▶ WHAT TO PRODUCE
Copy every line of the data that contains the string "section".

▶ RECORD EXTRACTS

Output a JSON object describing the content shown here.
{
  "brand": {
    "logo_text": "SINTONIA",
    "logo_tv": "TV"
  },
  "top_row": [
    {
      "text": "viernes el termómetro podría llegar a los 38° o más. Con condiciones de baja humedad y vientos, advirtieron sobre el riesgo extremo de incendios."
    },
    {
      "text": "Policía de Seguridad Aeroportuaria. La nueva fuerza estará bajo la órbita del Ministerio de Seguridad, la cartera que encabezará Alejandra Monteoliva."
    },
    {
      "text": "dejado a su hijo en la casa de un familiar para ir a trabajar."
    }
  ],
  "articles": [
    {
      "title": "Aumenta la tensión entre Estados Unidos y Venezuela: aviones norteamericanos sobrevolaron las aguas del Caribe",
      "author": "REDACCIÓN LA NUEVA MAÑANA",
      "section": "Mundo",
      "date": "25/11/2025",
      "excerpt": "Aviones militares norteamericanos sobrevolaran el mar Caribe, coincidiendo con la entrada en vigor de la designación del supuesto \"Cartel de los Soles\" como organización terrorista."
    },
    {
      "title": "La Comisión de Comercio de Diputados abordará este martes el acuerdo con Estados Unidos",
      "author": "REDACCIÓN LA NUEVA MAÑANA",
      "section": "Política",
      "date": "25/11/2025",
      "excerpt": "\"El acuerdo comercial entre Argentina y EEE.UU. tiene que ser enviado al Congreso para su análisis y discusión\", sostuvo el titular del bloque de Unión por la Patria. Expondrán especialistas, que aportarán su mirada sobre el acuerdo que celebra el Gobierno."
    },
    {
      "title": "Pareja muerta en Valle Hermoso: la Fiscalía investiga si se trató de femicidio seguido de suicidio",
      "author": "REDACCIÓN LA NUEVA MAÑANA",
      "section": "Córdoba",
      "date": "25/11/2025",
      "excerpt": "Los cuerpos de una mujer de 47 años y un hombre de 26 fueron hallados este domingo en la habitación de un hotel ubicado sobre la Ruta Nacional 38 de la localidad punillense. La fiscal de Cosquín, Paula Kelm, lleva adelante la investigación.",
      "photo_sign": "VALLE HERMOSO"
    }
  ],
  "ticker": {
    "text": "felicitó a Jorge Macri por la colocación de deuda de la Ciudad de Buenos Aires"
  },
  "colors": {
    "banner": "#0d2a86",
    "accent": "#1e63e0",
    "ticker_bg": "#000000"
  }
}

▶ SOLUTION TO THIS TASK
      "section": "Mundo",
      "section": "Política",
      "section": "Córdoba",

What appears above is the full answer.